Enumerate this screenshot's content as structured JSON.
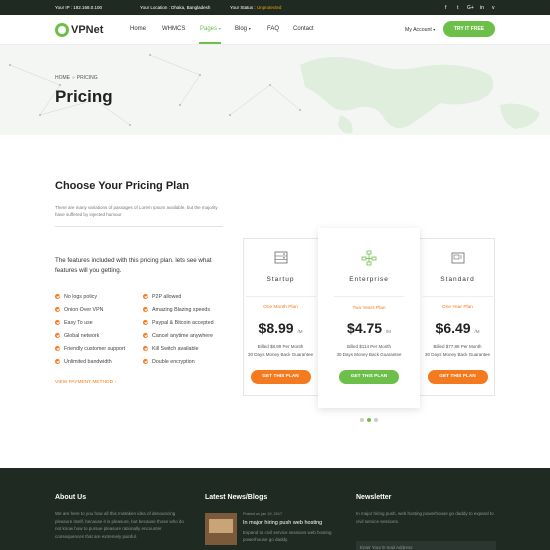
{
  "topbar": {
    "ip_label": "Your IP : ",
    "ip_value": "192.168.0.100",
    "location_label": "Your Location : ",
    "location_value": "Dhaka, Bangladesh",
    "status_label": "Your Status : ",
    "status_value": "Unprotected",
    "social": [
      "f",
      "t",
      "G+",
      "in",
      "v"
    ]
  },
  "header": {
    "logo": "VPNet",
    "nav": [
      "Home",
      "WHMCS",
      "Pages",
      "Blog",
      "FAQ",
      "Contact"
    ],
    "account": "My Account",
    "try_button": "TRY IT FREE"
  },
  "hero": {
    "breadcrumb_home": "HOME",
    "breadcrumb_sep": "»",
    "breadcrumb_current": "PRICING",
    "title": "Pricing"
  },
  "section": {
    "title": "Choose Your Pricing Plan",
    "description": "There are many variations of passages of Lorem Ipsum available, but the majority have suffered by injected humour",
    "features_intro": "The features included with this pricing plan. lets see what features will you getting.",
    "features_left": [
      "No logs policy",
      "Onion Over VPN",
      "Easy To use",
      "Global network",
      "Friendly customer support",
      "Unlimited bandwidth"
    ],
    "features_right": [
      "P2P allowed",
      "Amazing Blazing speeds",
      "Paypal & Bitcoin accepted",
      "Cancel anytime anywhere",
      "Kill Switch available",
      "Double encryption"
    ],
    "view_payment": "VIEW PAYMENT METHOD"
  },
  "plans": [
    {
      "name": "Startup",
      "period": "One Month Plan",
      "price": "$8.99",
      "unit": "/M",
      "billed": "Billed $8.99 Per Month",
      "guarantee": "30 Days Money Back Guarantee",
      "button": "GET THIS PLAN",
      "icon": "server-icon",
      "button_color": "#f47a1f"
    },
    {
      "name": "Enterprise",
      "period": "Two Years Plan",
      "price": "$4.75",
      "unit": "/M",
      "billed": "Billed $114 Per Month",
      "guarantee": "30 Days Money Back Guarantee",
      "button": "GET THIS PLAN",
      "icon": "network-icon",
      "button_color": "#6cc04a"
    },
    {
      "name": "Standard",
      "period": "One Year Plan",
      "price": "$6.49",
      "unit": "/M",
      "billed": "Billed $77.88 Per Month",
      "guarantee": "30 Days Money Back Guarantee",
      "button": "GET THIS PLAN",
      "icon": "storage-icon",
      "button_color": "#f47a1f"
    }
  ],
  "footer": {
    "about_title": "About Us",
    "about_text": "We are here to you how all this mistaken idea of denouncing pleasure itself, because it is pleasure, but because those who do not know how to pursue pleasure rationally encounter consequences that are extremely painful.",
    "news_title": "Latest News/Blogs",
    "news_date": "Posted on jan 19, 2017",
    "news_item_title": "In major hiring push web hosting",
    "news_item_body": "Expand to civil service sessions web hosting powerhouse go daddy.",
    "newsletter_title": "Newsletter",
    "newsletter_text": "In major hiring push, web hosting powerhouse go daddy to expand to civil service sessions.",
    "newsletter_placeholder": "Enter Your E-mail Address"
  },
  "colors": {
    "green": "#6cc04a",
    "orange": "#f47a1f",
    "dark": "#1f2a23"
  }
}
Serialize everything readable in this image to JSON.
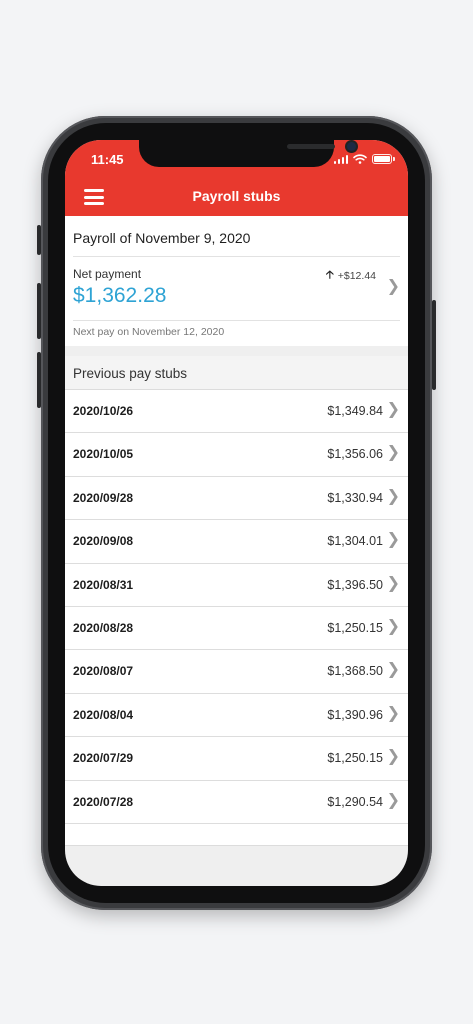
{
  "status_bar": {
    "time": "11:45"
  },
  "nav": {
    "title": "Payroll stubs",
    "menu_icon": "hamburger-menu-icon"
  },
  "current_payroll": {
    "title": "Payroll of November 9, 2020",
    "net_label": "Net payment",
    "net_amount": "$1,362.28",
    "change": "+$12.44",
    "change_icon": "arrow-up-icon",
    "next_pay": "Next pay on November 12, 2020"
  },
  "previous": {
    "header": "Previous pay stubs",
    "stubs": [
      {
        "date": "2020/10/26",
        "amount": "$1,349.84"
      },
      {
        "date": "2020/10/05",
        "amount": "$1,356.06"
      },
      {
        "date": "2020/09/28",
        "amount": "$1,330.94"
      },
      {
        "date": "2020/09/08",
        "amount": "$1,304.01"
      },
      {
        "date": "2020/08/31",
        "amount": "$1,396.50"
      },
      {
        "date": "2020/08/28",
        "amount": "$1,250.15"
      },
      {
        "date": "2020/08/07",
        "amount": "$1,368.50"
      },
      {
        "date": "2020/08/04",
        "amount": "$1,390.96"
      },
      {
        "date": "2020/07/29",
        "amount": "$1,250.15"
      },
      {
        "date": "2020/07/28",
        "amount": "$1,290.54"
      }
    ]
  },
  "colors": {
    "accent_red": "#e8392e",
    "amount_blue": "#2ea3d4"
  }
}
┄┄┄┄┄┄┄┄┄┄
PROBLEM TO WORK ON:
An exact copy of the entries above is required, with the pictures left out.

OUTPUT OF THE EXERCISE:
Enumerate this screenshot's content as structured JSON.
{
  "topbar": {
    "ip_label": "Your IP : ",
    "ip_value": "192.168.0.100",
    "location_label": "Your Location : ",
    "location_value": "Dhaka, Bangladesh",
    "status_label": "Your Status : ",
    "status_value": "Unprotected",
    "social": [
      "f",
      "t",
      "G+",
      "in",
      "v"
    ]
  },
  "header": {
    "logo": "VPNet",
    "nav": [
      "Home",
      "WHMCS",
      "Pages",
      "Blog",
      "FAQ",
      "Contact"
    ],
    "account": "My Account",
    "try_button": "TRY IT FREE"
  },
  "hero": {
    "breadcrumb_home": "HOME",
    "breadcrumb_sep": "»",
    "breadcrumb_current": "PRICING",
    "title": "Pricing"
  },
  "section": {
    "title": "Choose Your Pricing Plan",
    "description": "There are many variations of passages of Lorem Ipsum available, but the majority have suffered by injected humour",
    "features_intro": "The features included with this pricing plan. lets see what features will you getting.",
    "features_left": [
      "No logs policy",
      "Onion Over VPN",
      "Easy To use",
      "Global network",
      "Friendly customer support",
      "Unlimited bandwidth"
    ],
    "features_right": [
      "P2P allowed",
      "Amazing Blazing speeds",
      "Paypal & Bitcoin accepted",
      "Cancel anytime anywhere",
      "Kill Switch available",
      "Double encryption"
    ],
    "view_payment": "VIEW PAYMENT METHOD"
  },
  "plans": [
    {
      "name": "Startup",
      "period": "One Month Plan",
      "price": "$8.99",
      "unit": "/M",
      "billed": "Billed $8.99 Per Month",
      "guarantee": "30 Days Money Back Guarantee",
      "button": "GET THIS PLAN",
      "icon": "server-icon",
      "button_color": "#f47a1f"
    },
    {
      "name": "Enterprise",
      "period": "Two Years Plan",
      "price": "$4.75",
      "unit": "/M",
      "billed": "Billed $114 Per Month",
      "guarantee": "30 Days Money Back Guarantee",
      "button": "GET THIS PLAN",
      "icon": "network-icon",
      "button_color": "#6cc04a"
    },
    {
      "name": "Standard",
      "period": "One Year Plan",
      "price": "$6.49",
      "unit": "/M",
      "billed": "Billed $77.88 Per Month",
      "guarantee": "30 Days Money Back Guarantee",
      "button": "GET THIS PLAN",
      "icon": "storage-icon",
      "button_color": "#f47a1f"
    }
  ],
  "footer": {
    "about_title": "About Us",
    "about_text": "We are here to you how all this mistaken idea of denouncing pleasure itself, because it is pleasure, but because those who do not know how to pursue pleasure rationally encounter consequences that are extremely painful.",
    "news_title": "Latest News/Blogs",
    "news_date": "Posted on jan 19, 2017",
    "news_item_title": "In major hiring push web hosting",
    "news_item_body": "Expand to civil service sessions web hosting powerhouse go daddy.",
    "newsletter_title": "Newsletter",
    "newsletter_text": "In major hiring push, web hosting powerhouse go daddy to expand to civil service sessions.",
    "newsletter_placeholder": "Enter Your E-mail Address"
  },
  "colors": {
    "green": "#6cc04a",
    "orange": "#f47a1f",
    "dark": "#1f2a23"
  }
}
Serialize everything readable in this image to JSON.
{
  "status_bar": {
    "time": "11:45"
  },
  "nav": {
    "title": "Payroll stubs",
    "menu_icon": "hamburger-menu-icon"
  },
  "current_payroll": {
    "title": "Payroll of November 9, 2020",
    "net_label": "Net payment",
    "net_amount": "$1,362.28",
    "change": "+$12.44",
    "change_icon": "arrow-up-icon",
    "next_pay": "Next pay on November 12, 2020"
  },
  "previous": {
    "header": "Previous pay stubs",
    "stubs": [
      {
        "date": "2020/10/26",
        "amount": "$1,349.84"
      },
      {
        "date": "2020/10/05",
        "amount": "$1,356.06"
      },
      {
        "date": "2020/09/28",
        "amount": "$1,330.94"
      },
      {
        "date": "2020/09/08",
        "amount": "$1,304.01"
      },
      {
        "date": "2020/08/31",
        "amount": "$1,396.50"
      },
      {
        "date": "2020/08/28",
        "amount": "$1,250.15"
      },
      {
        "date": "2020/08/07",
        "amount": "$1,368.50"
      },
      {
        "date": "2020/08/04",
        "amount": "$1,390.96"
      },
      {
        "date": "2020/07/29",
        "amount": "$1,250.15"
      },
      {
        "date": "2020/07/28",
        "amount": "$1,290.54"
      }
    ]
  },
  "colors": {
    "accent_red": "#e8392e",
    "amount_blue": "#2ea3d4"
  }
}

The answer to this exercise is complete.